An Army reservist charged in the Abu Ghraib prison scandal has been sentenced to eight years in prison, a reduction in rank, a dishonorable discharge from the Army and the forfeiture of his pay.
Some Iraqis have opined that the death penalty was the only appropriate sentence for the abuses that Staff Sgt. Ivan "Chip" Frederick, 39, inflicted upon inmates at the prison on the western outskirts of Baghdad. Frederick, the highest ranking soldier charged in the prison scandal, admitted that he placed wires in a detainee's hands and told him he would be electrocuted if he fell off a box. Frederick also admitted that he forced prisoners to masturbate.
While people outside the military justice system can debate the respective merits of Frederick's punishment, his was the longest prison sentence yet in connection with the scandal. Because the United States and its military operate under the rule of law, it is likely inconceivable to people who live under dictatorships that punishments could be made to fit the crime. In this case, the military court got it right.
There are ongoing questions about the top-down nature of the prison abuses. Many lower-ranking service members have said they were ordered to follow the instructions of military intelligence officers. Frederick also testified that he was given no training or support in supervising detainees.
Frederick, a state corrections officer in civilian life, pleaded guilty to eight counts of conspiracy, dereliction of duty, maltreatment of detainees, assault and committing an indecent act.
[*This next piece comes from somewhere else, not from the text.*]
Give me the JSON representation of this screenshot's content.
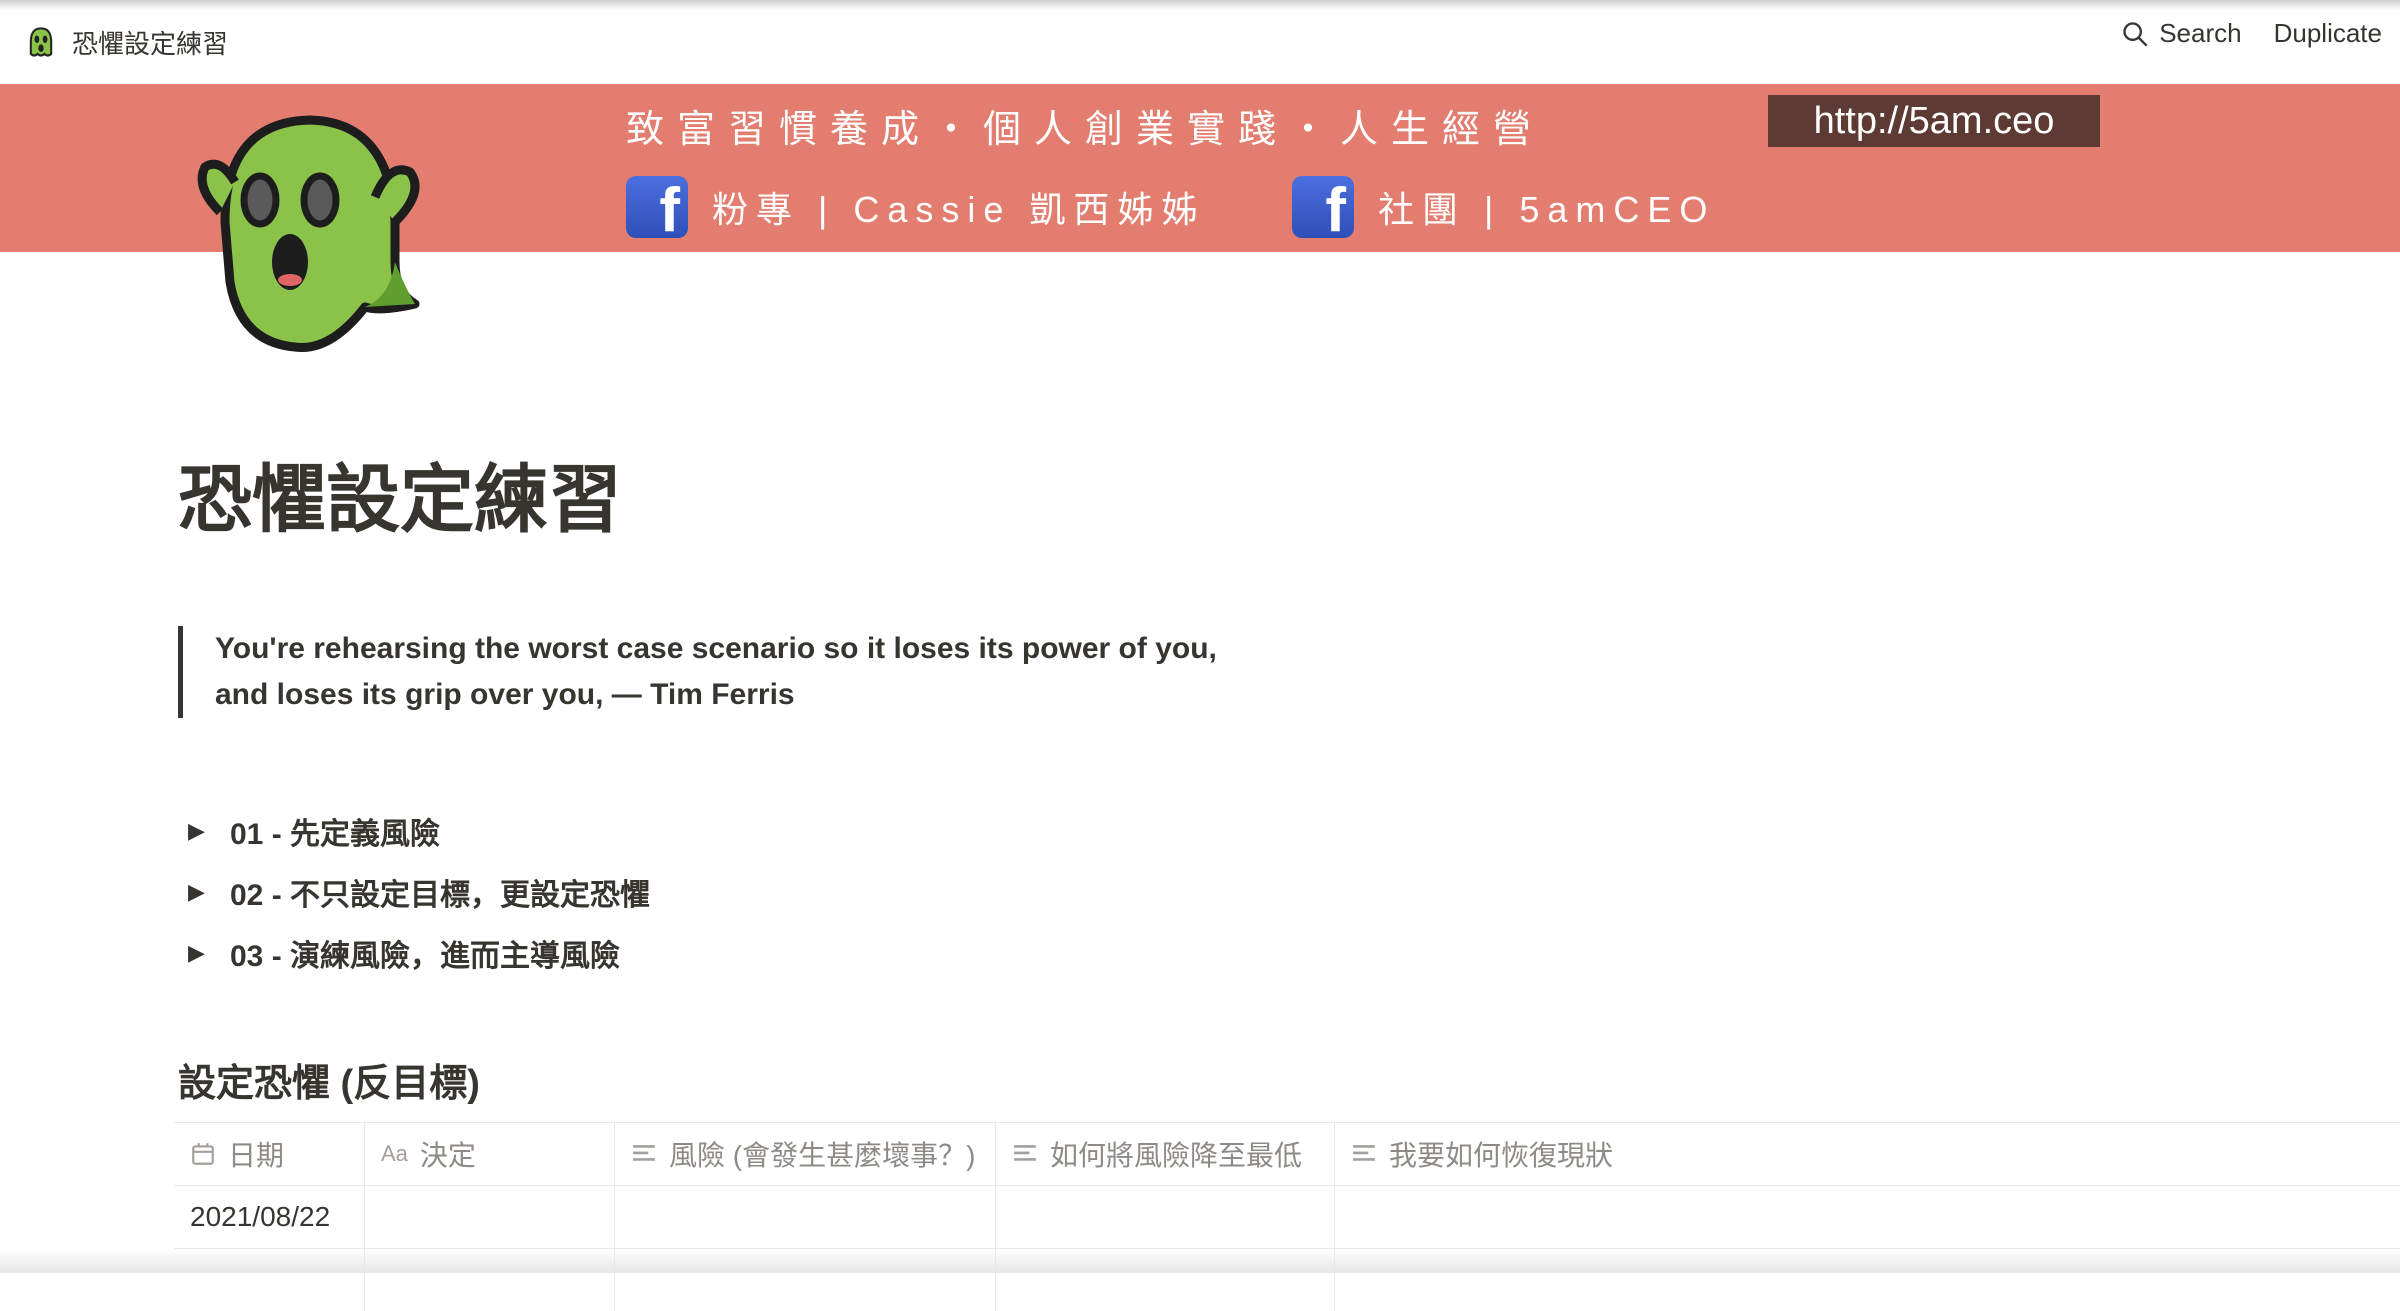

Although issues raised in his defense echo those of other service members implicated in the prison abuses, Frederick's age, experience as a veteran military police officer and his civilian occupation suggest he should have recognized how his conduct and that of others was abusive, then taken steps to stop it.
His prosecution should not absolve others who outrank the staff sergeant from Buckingham, Va. They allegedly share blame for the outrageous conduct at Abu Ghraib prison. One military intelligence soldier called as a witness in Frederick's case referred to an e-mail from the U.S. command in Baghdad that read, "The gloves are coming off, gentlemen, regarding these detainees." The command, it read, "wants the detainees broken."
While the investigation into the prison abuses is ongoing, there is considerable evidence in the public domain that points to commanders making outrageous demands of the troops in their command, as well as rogue service members who acted on their own. All should be investigated and held to account for their actions. And the world should see clearly how justice is done in a nation ruled by laws, not people.